This week is Advocacy Awareness Week 2022 (#AAW22) and to demonstrate how advocacy supports your rights, each day will shine a light on an element of the Human Rights Act. The week-long campaign, which is now in its fifth year, is coordinated by the National Development Team for Inclusion (NDTi) and this year is supported by The British Institute of Human Rights and advocacy providers across the UK. The Advocacy Project is proud to be supporting the week.
Human rights are basic rights everyone can expect, and public authorities have a legal duty to respect and protect them. Protecting Human Rights should run through the care and support services you receive and make sure you’re involved in decisions about your care.
But what happens if you find it harder to express your views and communicate your wishes? In certain circumstances you can access the support of an independent advocate. Advocates have a key role in supporting people to understand their human rights, ensuring these are respected and upheld by public bodies and raising concerns and challenges when they are under threat or at risk. Advocates are there to listen to what’s important to you, support you to understand your rights and help you to communicate your views and wishes to health and care providers and others.
One important human right is the ‘Right to Liberty’. Recent work by one of our advocates highlights the importance of advocacy support for making sure the least restrictive option is applied for a person’s care. James had been referred to Stuart*, an 82-year-old detained at an older adults’ mental health ward under section 3 of the Mental Health Act 1983. The hospital ward had applied for a Deprivation of Liberty Safeguards authorisation, which was granted. This meant Stuart was unable to return to his extra-care housing flat as he wished. James, however, felt that Stuart did have capacity in relation to his hospital arrangements. Through their work together, Stuart was able to advocate for a re-assessment of his capacity and finally able to have his wishes to leave the ward fulfilled.
*Name changed to protect individual’s identity.
Join the conversation on social media using the following hashtags: #AAW22 #HearMyVoice #HumanRightsAdvocacy #AdvocacyinAction
How to find support
The Advocacy Project helps people speak up and make decisions about their health, wellbeing and social care.
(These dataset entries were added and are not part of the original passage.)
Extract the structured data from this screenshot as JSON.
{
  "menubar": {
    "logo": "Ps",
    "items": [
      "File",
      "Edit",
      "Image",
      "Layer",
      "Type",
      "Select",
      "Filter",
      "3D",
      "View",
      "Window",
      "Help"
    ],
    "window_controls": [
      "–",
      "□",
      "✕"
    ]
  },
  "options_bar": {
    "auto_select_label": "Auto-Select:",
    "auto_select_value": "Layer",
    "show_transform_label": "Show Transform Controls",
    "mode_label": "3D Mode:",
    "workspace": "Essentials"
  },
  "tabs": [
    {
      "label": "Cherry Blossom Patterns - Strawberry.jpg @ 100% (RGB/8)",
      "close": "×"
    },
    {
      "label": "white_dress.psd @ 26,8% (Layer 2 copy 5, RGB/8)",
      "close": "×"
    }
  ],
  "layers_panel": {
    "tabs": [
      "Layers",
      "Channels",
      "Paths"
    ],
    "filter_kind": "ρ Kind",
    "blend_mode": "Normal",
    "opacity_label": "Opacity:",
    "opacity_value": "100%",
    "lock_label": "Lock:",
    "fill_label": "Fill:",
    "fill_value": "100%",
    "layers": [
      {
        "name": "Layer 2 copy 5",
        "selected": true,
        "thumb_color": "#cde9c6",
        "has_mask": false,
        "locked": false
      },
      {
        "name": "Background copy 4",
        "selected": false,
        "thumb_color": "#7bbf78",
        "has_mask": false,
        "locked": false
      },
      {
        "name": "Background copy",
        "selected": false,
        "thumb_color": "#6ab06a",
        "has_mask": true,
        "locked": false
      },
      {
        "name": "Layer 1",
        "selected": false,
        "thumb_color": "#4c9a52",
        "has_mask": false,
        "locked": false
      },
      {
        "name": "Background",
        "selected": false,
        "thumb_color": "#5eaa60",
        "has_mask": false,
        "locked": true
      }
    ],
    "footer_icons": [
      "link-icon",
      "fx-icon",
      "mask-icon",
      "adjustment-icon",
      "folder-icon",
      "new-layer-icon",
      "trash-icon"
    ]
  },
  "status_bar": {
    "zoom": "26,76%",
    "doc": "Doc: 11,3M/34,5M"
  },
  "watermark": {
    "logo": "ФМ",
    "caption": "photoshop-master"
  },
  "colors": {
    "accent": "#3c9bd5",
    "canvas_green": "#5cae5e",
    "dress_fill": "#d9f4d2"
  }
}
We’re here to make sure people across all ages and care groups can understand their rights, make effective choices about their lives and voice their concerns.
Some of the ways we do this include:
- advocacy services that make sure people can express their wishes when decisions are being made about their care or wellbeing
- user involvement projects that help organisations improve what they offer by listening to people who use their services
- local Healthwatch organisations (Brent, RBKC and Westminster), which act as health and social care champions for the areas they serve and give people a direct channel to share their feedback
- innovative Personal Health Budget projects that allow people to access items and services to improve their wellbeing.
Our services are independent, confidential, and free to those receiving them. Together, our teams are standing up for essential rights and supporting people to have a say on the issues that matter to them.